Yusoff said a "substantial sum" was also being spent on the TMIC rebranding campaign launched here today with the aim of projecting a new image following TM's takeover of the company in March 2006.

According to him, TMIC is already the fastest growing mobile player in Cambodia and is targeting to grow its current subscriber base of 283,000 to 500,000 by next year with the new campaign under its "Hello" brand.

"This is just the beginning. We plan to stay in the game until we reach the top," he said.

TMIC currently has 18 percent market share and is ranked third behind Mobitel and Camshin in the competitive Cambodian market with seven mobile players.

The mobile penetration rate is, however, still low at 13.5 percent in a population of 14.3 million and TMIC sees plenty of opportunities for growth.

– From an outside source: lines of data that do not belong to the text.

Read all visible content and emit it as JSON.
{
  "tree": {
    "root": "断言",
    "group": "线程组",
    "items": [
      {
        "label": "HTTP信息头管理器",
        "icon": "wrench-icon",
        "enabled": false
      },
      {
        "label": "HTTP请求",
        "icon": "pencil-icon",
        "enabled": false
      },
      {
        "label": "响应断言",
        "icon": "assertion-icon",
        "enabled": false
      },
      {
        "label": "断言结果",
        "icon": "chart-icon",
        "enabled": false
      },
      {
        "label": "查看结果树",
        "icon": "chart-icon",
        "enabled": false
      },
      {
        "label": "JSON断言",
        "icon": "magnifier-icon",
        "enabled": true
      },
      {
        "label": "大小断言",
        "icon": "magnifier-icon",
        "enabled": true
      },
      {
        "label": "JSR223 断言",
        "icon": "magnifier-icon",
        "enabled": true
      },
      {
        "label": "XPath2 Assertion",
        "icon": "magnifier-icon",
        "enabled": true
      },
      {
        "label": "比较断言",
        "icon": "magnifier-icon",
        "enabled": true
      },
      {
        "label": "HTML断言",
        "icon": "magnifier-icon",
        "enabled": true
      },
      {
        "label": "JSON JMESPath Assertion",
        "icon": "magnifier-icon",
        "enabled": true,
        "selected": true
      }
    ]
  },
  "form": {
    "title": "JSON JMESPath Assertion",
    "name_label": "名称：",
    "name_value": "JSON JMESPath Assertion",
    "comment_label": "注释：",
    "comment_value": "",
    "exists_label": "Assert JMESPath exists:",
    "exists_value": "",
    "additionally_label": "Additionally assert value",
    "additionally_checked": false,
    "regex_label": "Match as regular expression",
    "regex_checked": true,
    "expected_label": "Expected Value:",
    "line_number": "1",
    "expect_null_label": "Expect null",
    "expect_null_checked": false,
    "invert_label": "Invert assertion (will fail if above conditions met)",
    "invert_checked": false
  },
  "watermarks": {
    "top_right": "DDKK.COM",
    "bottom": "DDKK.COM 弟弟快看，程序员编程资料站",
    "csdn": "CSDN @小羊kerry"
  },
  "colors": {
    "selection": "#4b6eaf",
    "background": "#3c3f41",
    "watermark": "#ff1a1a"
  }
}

The company operates under a 35-year cellular concession beginning 1996 from Cambodia's Posts and Telecommunications Ministry.

Yusoff said TMIC was expected to achieve a revenue growth of 25 percent in its current financial year ending December 31, 2007.

With the rebranding as well as other efforts, he said, the company expected to record a growth of more than 25 percent next year.

He added that TMIC achieved an average revenue per user of US$9 which was one of the highest in emerging markets where the industry average was US$7.

As part of the rebranding effort, TMIC will also be setting up new Hello Point service centres, with the latest centre launched here Thursday.

Yusoff said the company planned to open eight Hello Point centres by first half of next year, with three in the capital area and five outside.

"We are committed to being customer-focused. In emerging telecommunications markets like Cambodia, it's not technology that drives demand. It's about the basic need to communicate that drives both demand and technology," he said.

Yusoff said TMIC would leverage on strategic partnerships for mobile phone distribution and preferential rates.

"We are more than doubling our global roaming network to 450 partners," he said, adding that TMIC was the first to provide GPRS (General Packet Radio Service) with EDGE technology here and the tourist area of Siem Reap.

A significant sum would also be spent on training programmes, covering the TMIC staff which numbered 665 as well as vendors, dealers and distributors, Yusoff said.

"This is to ensure operational, systems and day-to-day performance efficiency and effectiveness," he said.

Cambodia's Posts and Telecommunications Minister, So Khun, who officiated at the rebranding ceremony, said the government was actively promoting policies and strategies to develop the telecommunications sector.

The Cambodian government, he added, would also provide a favourable and attractive environment for the private sector to invest in the sector.

-- BERNAMA
Read more!